  46. Shelbourne CJA (1972) Genotype–environment interaction: its study and its implications in forest tree improvement. Paper presented at the Proceedings of IUFRO Genetics and SABRAO Joint Symposium, Tokyo, JapanGoogle Scholar
  47. Sun OJ, Payn TW (1999) Magnesium nutrition and photosynthesis in Pinus radiata: clonal variation and influence of potassium. Tree Physiol 19:535–540CrossRefPubMedGoogle Scholar
  48. Theodorou C, Bowen GD (1993) Root morphology, growth and uptake of phosphorus and nitrogen of Pinus radiata families in different soils. For Ecol Manag 56:43–56CrossRefGoogle Scholar
  49. Turvey ND, Carlyle C, Downes GM (1992) Effects of micronutrients on the growth form of two families of Pinus radiata (D. Don) seedlings. Plant Soil 139:59–65CrossRefGoogle Scholar
  50. Wu HX, Ivković M, Gapare WJ, Matheson AC, Baltunis BS, Powell MB, McRae TA (2008) Breeding for wood quality and profit in radiata pine: a review of genetic parameters. N Z J For Sci 38(1):56–87Google Scholar
  51. Wu HX, Matheson AC (2005) Genotype by environment interactions in an Australia-wide radiata pine diallel mating experiment: implications for regionalized breeding. For Sci 51(1):29–40Google Scholar
  52. Wu HX, Powell MB, Yang JL, Ivković M, McRae TA (2007) Efficiency of early selection for rotation-aged wood quality traits in radiata pine. Ann For Sci 64(1):1–9CrossRefGoogle Scholar
  53. Xu Z, Prasolova N, Lundkvist K, Beadle C, Leaman T (2003) Genetic variation in branchlet carbon and nitrogen isotope composition and nutrient concentration of 11-year-old hoop pine families in relation to tree growth in subtropical Australia. For Ecol Manag 186(1–3):359–371CrossRefGoogle Scholar
  54. Zarcinas BA (1984) Analysis of soil and plant material by inductively coupled plasma-optical emission spectrometry. Comparison of digestion procedures for major and trace constituents in plant material. CSIRO Division of Soils. Divisional Report No. 70Google Scholar

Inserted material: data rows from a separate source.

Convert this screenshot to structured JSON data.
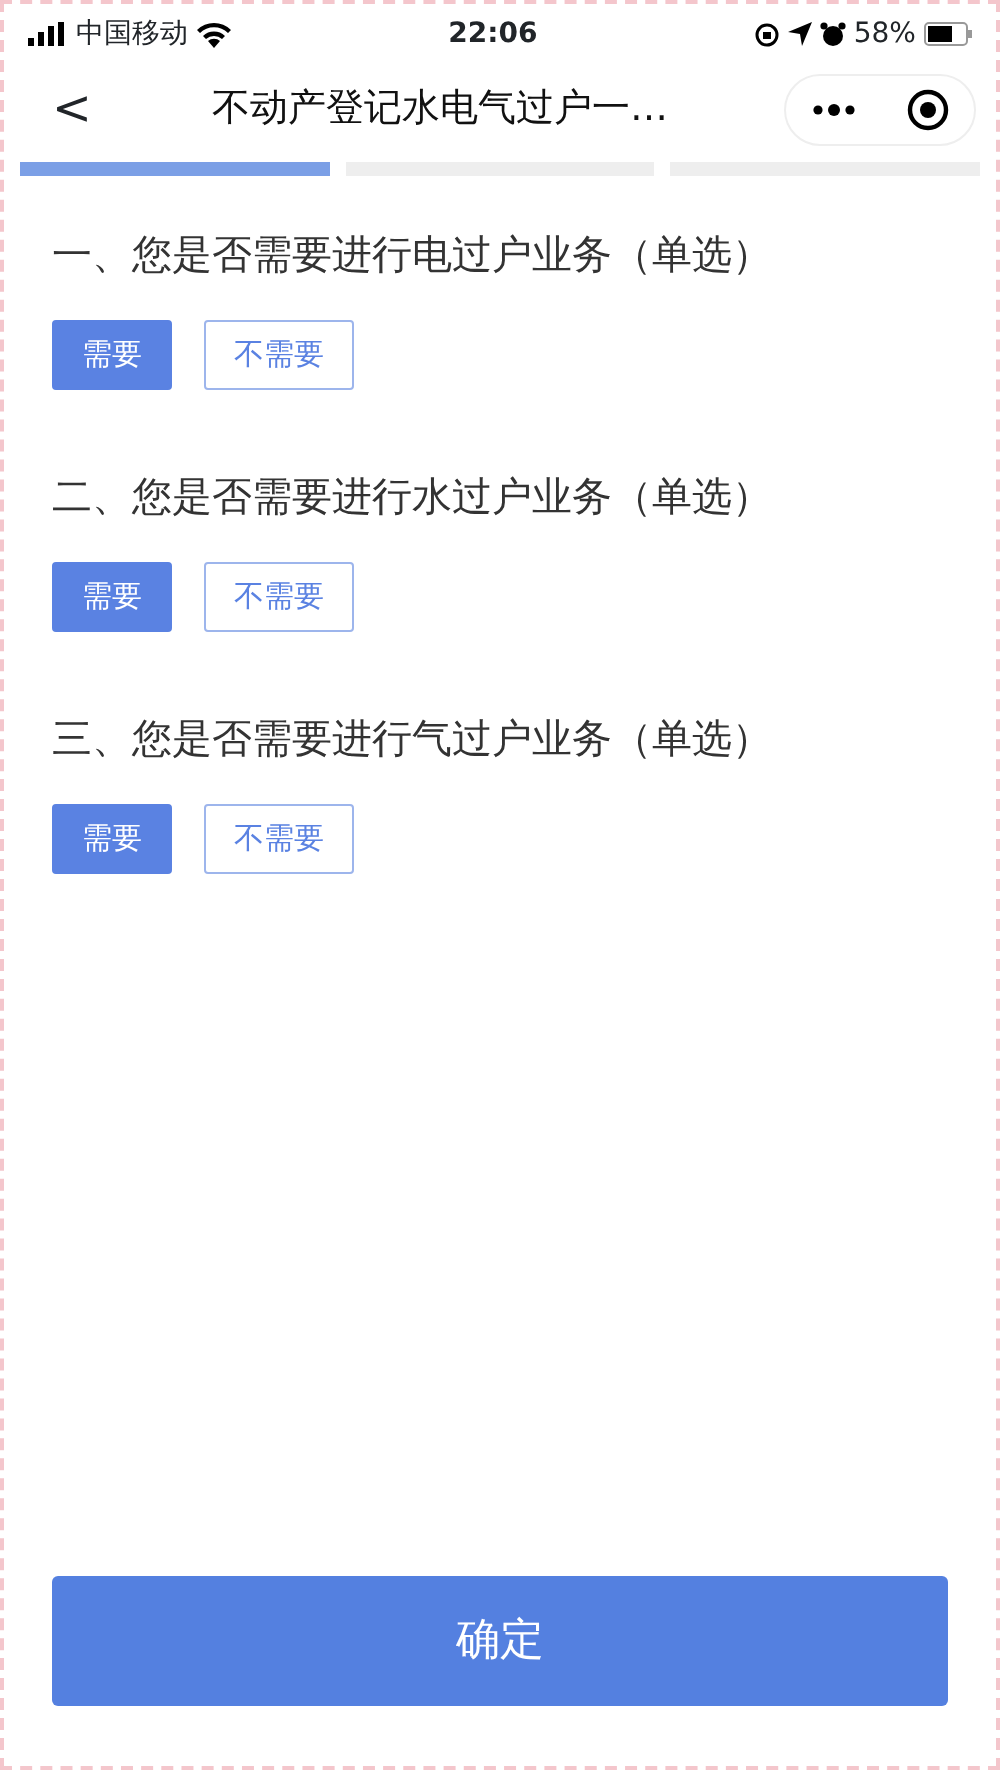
{
  "status_bar": {
    "carrier": "中国移动",
    "time": "22:06",
    "battery": "58%"
  },
  "nav": {
    "back": "<",
    "title": "不动产登记水电气过户一…"
  },
  "progress": [
    {
      "done": true
    },
    {
      "done": false
    },
    {
      "done": false
    }
  ],
  "questions": [
    {
      "title": "一、您是否需要进行电过户业务（单选）",
      "options": [
        {
          "label": "需要",
          "selected": true
        },
        {
          "label": "不需要",
          "selected": false
        }
      ]
    },
    {
      "title": "二、您是否需要进行水过户业务（单选）",
      "options": [
        {
          "label": "需要",
          "selected": true
        },
        {
          "label": "不需要",
          "selected": false
        }
      ]
    },
    {
      "title": "三、您是否需要进行气过户业务（单选）",
      "options": [
        {
          "label": "需要",
          "selected": true
        },
        {
          "label": "不需要",
          "selected": false
        }
      ]
    }
  ],
  "confirm": "确定"
}
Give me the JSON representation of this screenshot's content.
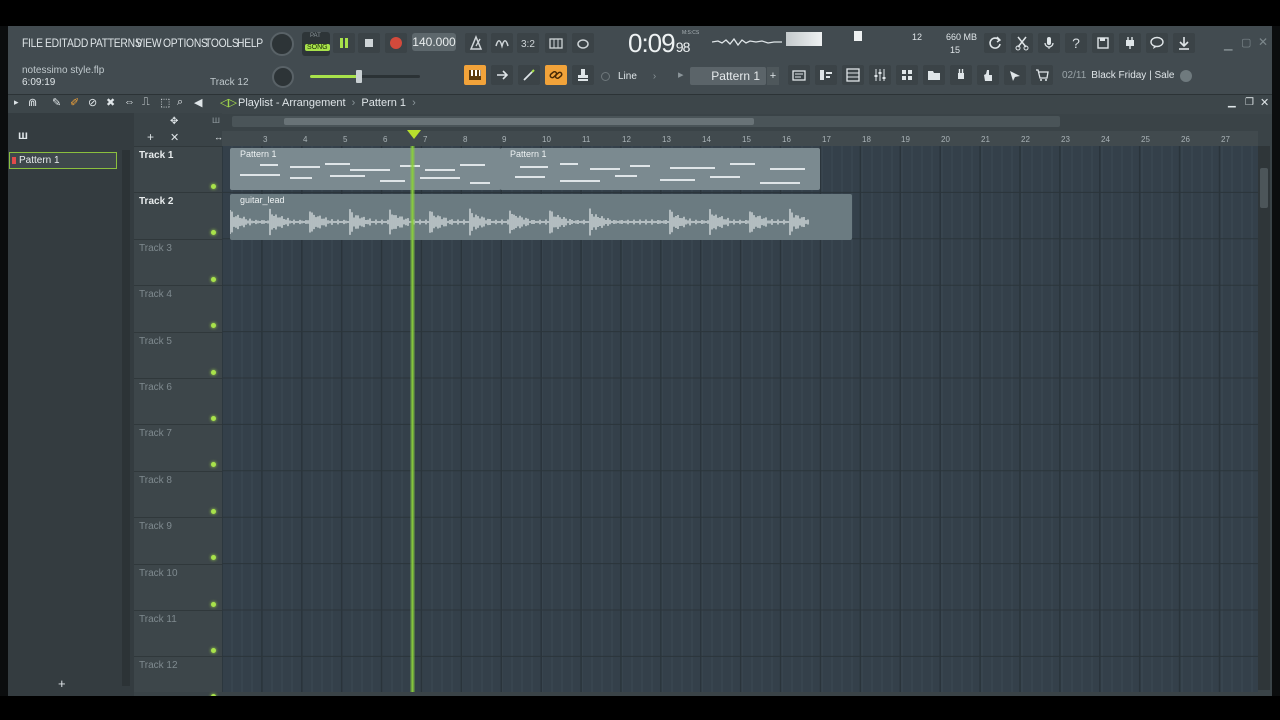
{
  "menu": [
    "FILE",
    "EDIT",
    "ADD",
    "PATTERNS",
    "VIEW",
    "OPTIONS",
    "TOOLS",
    "HELP"
  ],
  "transport": {
    "mode_pat": "PAT",
    "mode_song": "SONG",
    "tempo": "140.000",
    "time_main": "0:09",
    "time_sub": "98",
    "time_unit": "M:S:CS"
  },
  "project": {
    "file_name": "notessimo style.flp",
    "elapsed": "6:09:19",
    "hint_track": "Track 12"
  },
  "monitor": {
    "cpu": "12",
    "memory": "660 MB",
    "polyphony": "15"
  },
  "snap": {
    "value": "Line"
  },
  "pattern_selector": {
    "value": "Pattern 1"
  },
  "news": {
    "counter": "02/11",
    "text": "Black Friday | Sale"
  },
  "playlist": {
    "title": "Playlist - Arrangement",
    "pattern": "Pattern 1",
    "picker_items": [
      "Pattern 1"
    ],
    "ruler": [
      "3",
      "4",
      "5",
      "6",
      "7",
      "8",
      "9",
      "10",
      "11",
      "12",
      "13",
      "14",
      "15",
      "16",
      "17",
      "18",
      "19",
      "20",
      "21",
      "22",
      "23",
      "24",
      "25",
      "26",
      "27"
    ],
    "tracks": [
      "Track 1",
      "Track 2",
      "Track 3",
      "Track 4",
      "Track 5",
      "Track 6",
      "Track 7",
      "Track 8",
      "Track 9",
      "Track 10",
      "Track 11",
      "Track 12"
    ],
    "clips": {
      "p1a": "Pattern 1",
      "p1b": "Pattern 1",
      "audio": "guitar_lead"
    }
  },
  "colors": {
    "accent_green": "#8bd03b",
    "record_red": "#d24a3c",
    "selected_orange": "#f2a33a"
  }
}
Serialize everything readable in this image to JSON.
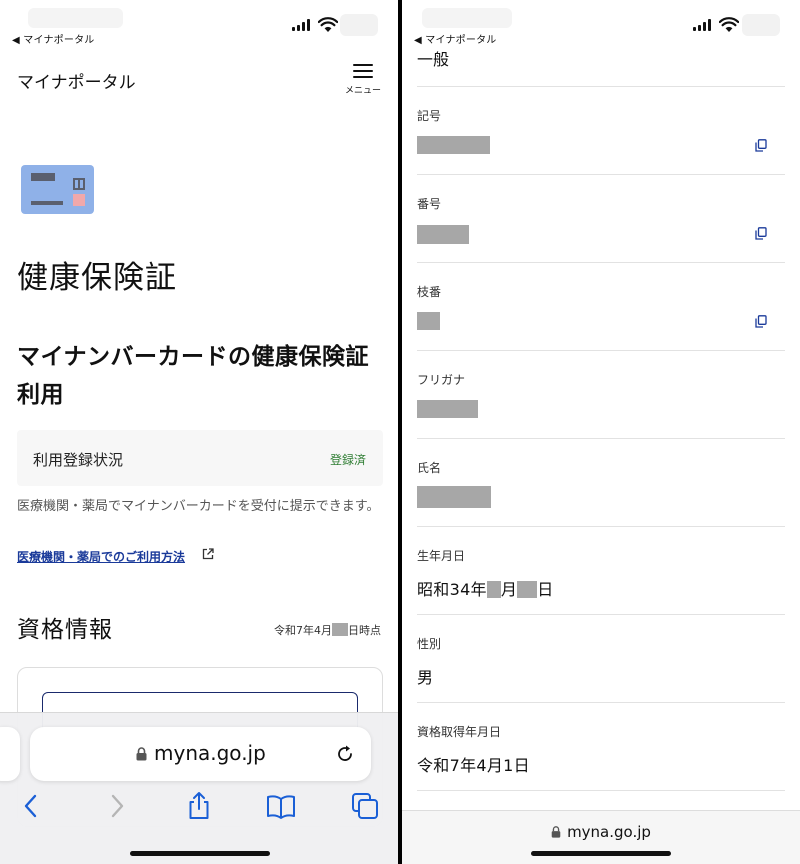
{
  "status_bar": {
    "back_app": "◀ マイナポータル"
  },
  "left": {
    "site_title": "マイナポータル",
    "menu_label": "メニュー",
    "page_title": "健康保険証",
    "section_title": "マイナンバーカードの健康保険証利用",
    "registration": {
      "label": "利用登録状況",
      "value": "登録済"
    },
    "description": "医療機関・薬局でマイナンバーカードを受付に提示できます。",
    "usage_link": "医療機関・薬局でのご利用方法",
    "qualification_title": "資格情報",
    "as_of_prefix": "令和7年4月",
    "as_of_suffix": "日時点",
    "browser": {
      "url": "myna.go.jp"
    }
  },
  "right": {
    "top_value": "一般",
    "rows": [
      {
        "label": "記号"
      },
      {
        "label": "番号"
      },
      {
        "label": "枝番"
      },
      {
        "label": "フリガナ"
      },
      {
        "label": "氏名"
      },
      {
        "label": "生年月日",
        "value_parts": [
          "昭和34年",
          "月",
          "日"
        ]
      },
      {
        "label": "性別",
        "value": "男"
      },
      {
        "label": "資格取得年月日",
        "value": "令和7年4月1日"
      }
    ],
    "browser": {
      "url": "myna.go.jp"
    }
  }
}
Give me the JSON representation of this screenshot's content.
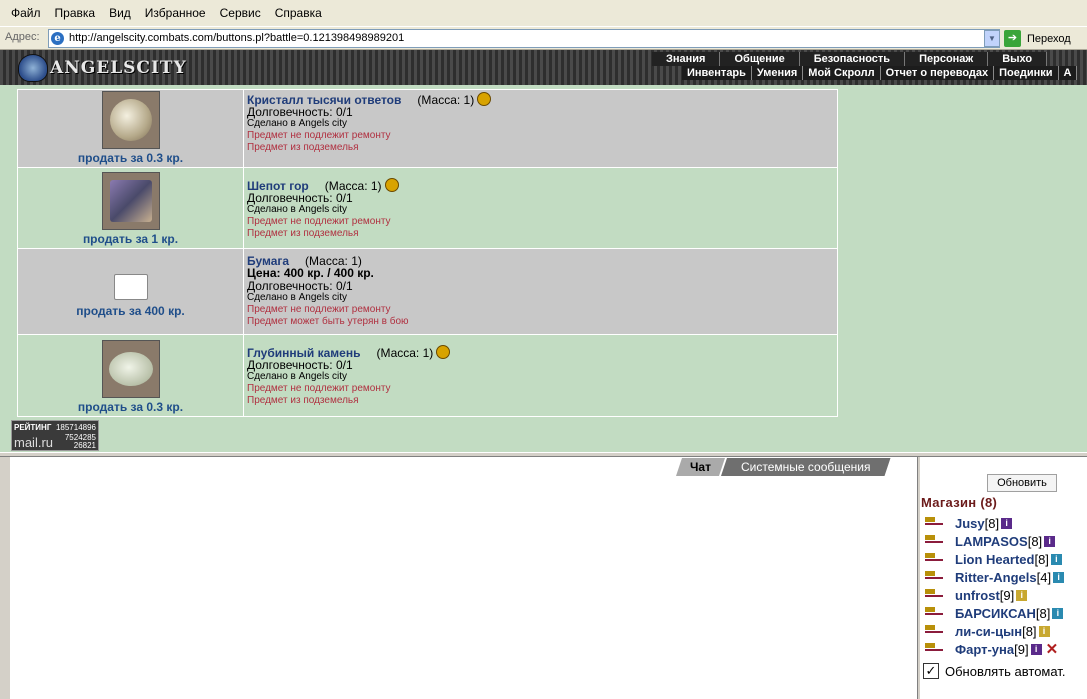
{
  "browser": {
    "menu": [
      "Файл",
      "Правка",
      "Вид",
      "Избранное",
      "Сервис",
      "Справка"
    ],
    "address_label": "Адрес:",
    "url": "http://angelscity.combats.com/buttons.pl?battle=0.121398498989201",
    "go_label": "Переход"
  },
  "game": {
    "logo": "ANGELSCITY",
    "top_menu": [
      "Знания",
      "Общение",
      "Безопасность",
      "Персонаж",
      "Выхо"
    ],
    "sub_menu": [
      "Инвентарь",
      "Умения",
      "Мой Скролл",
      "Отчет о переводах",
      "Поединки",
      "А"
    ]
  },
  "items": [
    {
      "sell": "продать за 0.3 кр.",
      "name": "Кристалл тысячи ответов",
      "mass": "(Масса: 1)",
      "durability": "Долговечность: 0/1",
      "made": "Сделано в Angels city",
      "note1": "Предмет не подлежит ремонту",
      "note2": "Предмет из подземелья",
      "icon": "crystal-icon",
      "color": "#d9d1b6"
    },
    {
      "sell": "продать за 1 кр.",
      "name": "Шепот гор",
      "mass": "(Масса: 1)",
      "durability": "Долговечность: 0/1",
      "made": "Сделано в Angels city",
      "note1": "Предмет не подлежит ремонту",
      "note2": "Предмет из подземелья",
      "icon": "mountain-scroll-icon",
      "color": "#6a6a8a"
    },
    {
      "sell": "продать за 400 кр.",
      "name": "Бумага",
      "mass": "(Масса: 1)",
      "price": "Цена: 400 кр. / 400 кр.",
      "durability": "Долговечность: 0/1",
      "made": "Сделано в Angels city",
      "note1": "Предмет не подлежит ремонту",
      "note2": "Предмет может быть утерян в бою",
      "icon": "paper-icon",
      "color": "#ffffff"
    },
    {
      "sell": "продать за 0.3 кр.",
      "name": "Глубинный камень",
      "mass": "(Масса: 1)",
      "durability": "Долговечность: 0/1",
      "made": "Сделано в Angels city",
      "note1": "Предмет не подлежит ремонту",
      "note2": "Предмет из подземелья",
      "icon": "stone-icon",
      "color": "#cfd8c8"
    }
  ],
  "rating": {
    "label": "РЕЙТИНГ",
    "brand": "mail.ru",
    "n1": "185714896",
    "n2": "7524285",
    "n3": "26821"
  },
  "chat": {
    "tab_chat": "Чат",
    "tab_system": "Системные сообщения"
  },
  "panel": {
    "refresh": "Обновить",
    "title": "Магазин (8)",
    "users": [
      {
        "name": "Jusy",
        "level": "[8]",
        "info": "purple"
      },
      {
        "name": "LAMPASOS",
        "level": "[8]",
        "info": "purple"
      },
      {
        "name": "Lion Hearted",
        "level": "[8]",
        "info": "blue"
      },
      {
        "name": "Ritter-Angels",
        "level": "[4]",
        "info": "blue"
      },
      {
        "name": "unfrost",
        "level": "[9]",
        "info": "yellow"
      },
      {
        "name": "БАРСИКСАН",
        "level": "[8]",
        "info": "blue"
      },
      {
        "name": "ли-си-цын",
        "level": "[8]",
        "info": "yellow"
      },
      {
        "name": "Фарт-уна",
        "level": "[9]",
        "info": "purple",
        "cross": true
      }
    ],
    "auto_refresh": "Обновлять автомат."
  }
}
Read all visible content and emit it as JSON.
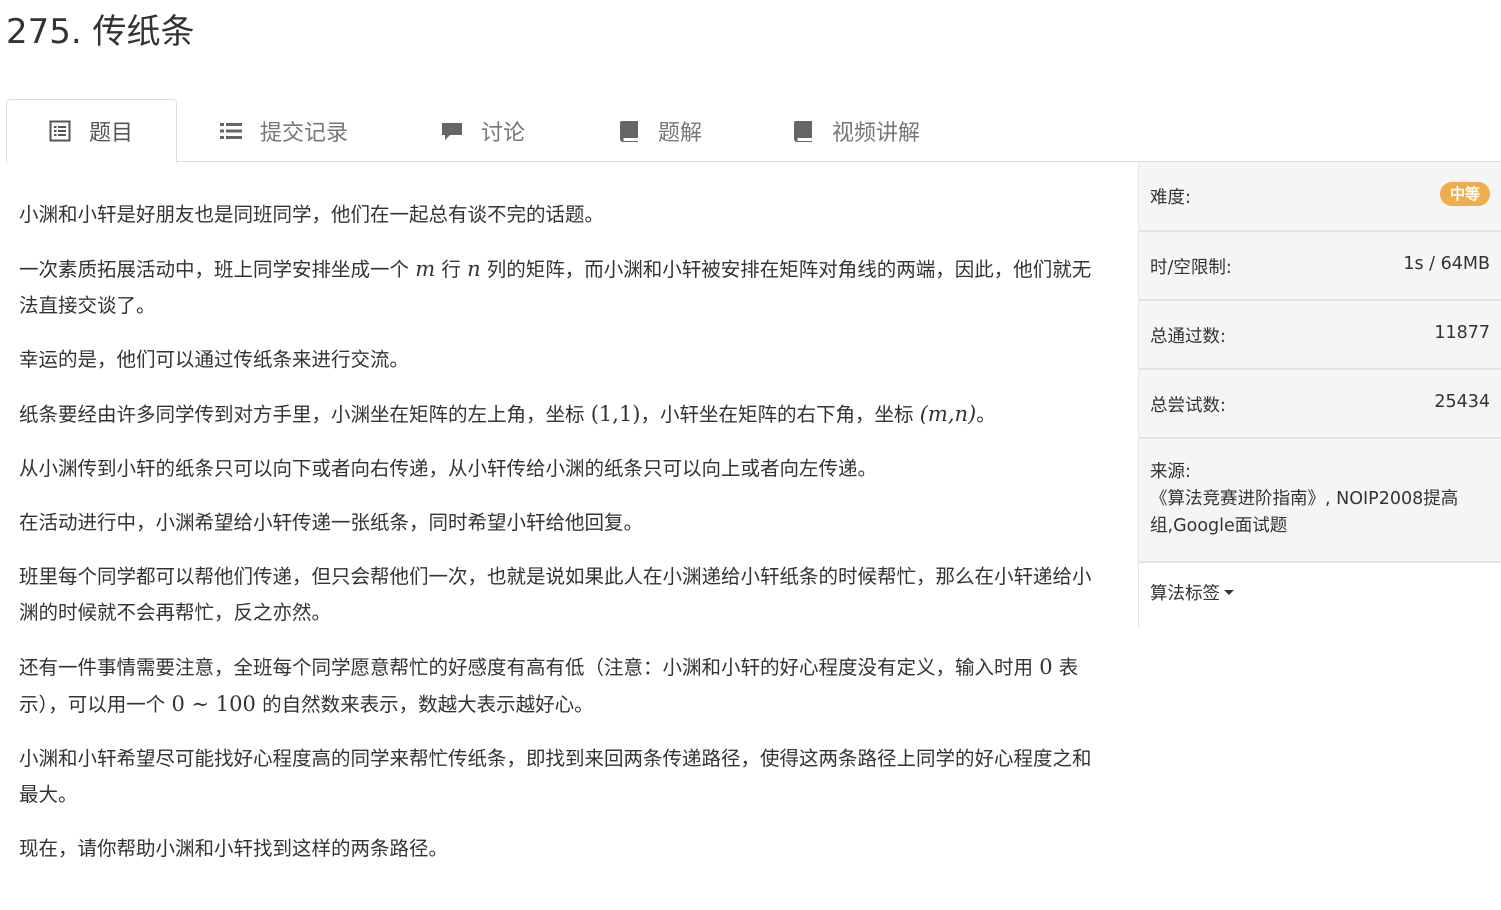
{
  "problem": {
    "title": "275. 传纸条"
  },
  "tabs": [
    {
      "label": "题目",
      "icon": "list-alt-icon",
      "active": true
    },
    {
      "label": "提交记录",
      "icon": "list-icon"
    },
    {
      "label": "讨论",
      "icon": "comment-icon"
    },
    {
      "label": "题解",
      "icon": "book-icon"
    },
    {
      "label": "视频讲解",
      "icon": "book-icon"
    }
  ],
  "description": {
    "p1": "小渊和小轩是好朋友也是同班同学，他们在一起总有谈不完的话题。",
    "p2a": "一次素质拓展活动中，班上同学安排坐成一个",
    "p2m": "m",
    "p2b": "行",
    "p2n": "n",
    "p2c": "列的矩阵，而小渊和小轩被安排在矩阵对角线的两端，因此，他们就无法直接交谈了。",
    "p3": "幸运的是，他们可以通过传纸条来进行交流。",
    "p4a": "纸条要经由许多同学传到对方手里，小渊坐在矩阵的左上角，坐标",
    "p4m1": "(1,1)",
    "p4b": "，小轩坐在矩阵的右下角，坐标",
    "p4m2": "(m,n)",
    "p4c": "。",
    "p5": "从小渊传到小轩的纸条只可以向下或者向右传递，从小轩传给小渊的纸条只可以向上或者向左传递。",
    "p6": "在活动进行中，小渊希望给小轩传递一张纸条，同时希望小轩给他回复。",
    "p7": "班里每个同学都可以帮他们传递，但只会帮他们一次，也就是说如果此人在小渊递给小轩纸条的时候帮忙，那么在小轩递给小渊的时候就不会再帮忙，反之亦然。",
    "p8a": "还有一件事情需要注意，全班每个同学愿意帮忙的好感度有高有低（注意：小渊和小轩的好心程度没有定义，输入时用",
    "p8m1": "0",
    "p8b": "表示），可以用一个",
    "p8m2": "0 ∼ 100",
    "p8c": "的自然数来表示，数越大表示越好心。",
    "p9": "小渊和小轩希望尽可能找好心程度高的同学来帮忙传纸条，即找到来回两条传递路径，使得这两条路径上同学的好心程度之和最大。",
    "p10": "现在，请你帮助小渊和小轩找到这样的两条路径。"
  },
  "sidebar": {
    "difficulty_label": "难度:",
    "difficulty_value": "中等",
    "difficulty_color": "#f0ad4e",
    "limit_label": "时/空限制:",
    "limit_value": "1s / 64MB",
    "passed_label": "总通过数:",
    "passed_value": "11877",
    "tried_label": "总尝试数:",
    "tried_value": "25434",
    "source_label": "来源:",
    "source_value": "《算法竞赛进阶指南》, NOIP2008提高组,Google面试题",
    "tags_label": "算法标签"
  }
}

Copyright information

© Springer-Verlag Berlin Heidelberg 2015

Authors and Affiliations

  • Yongjun Li
    • 1
  • Jianming Xue
    • 2
  • Peter W. Clinton
    • 2
  • Heidi S. Dungey
    • 1
  1. 1.Scion (New Zealand Forest Research Institute)Rotorua 3046New Zealand
  2. 2.Scion (New Zealand Forest Research Institute)Christchurch 8540New Zealand

Personalised recommendations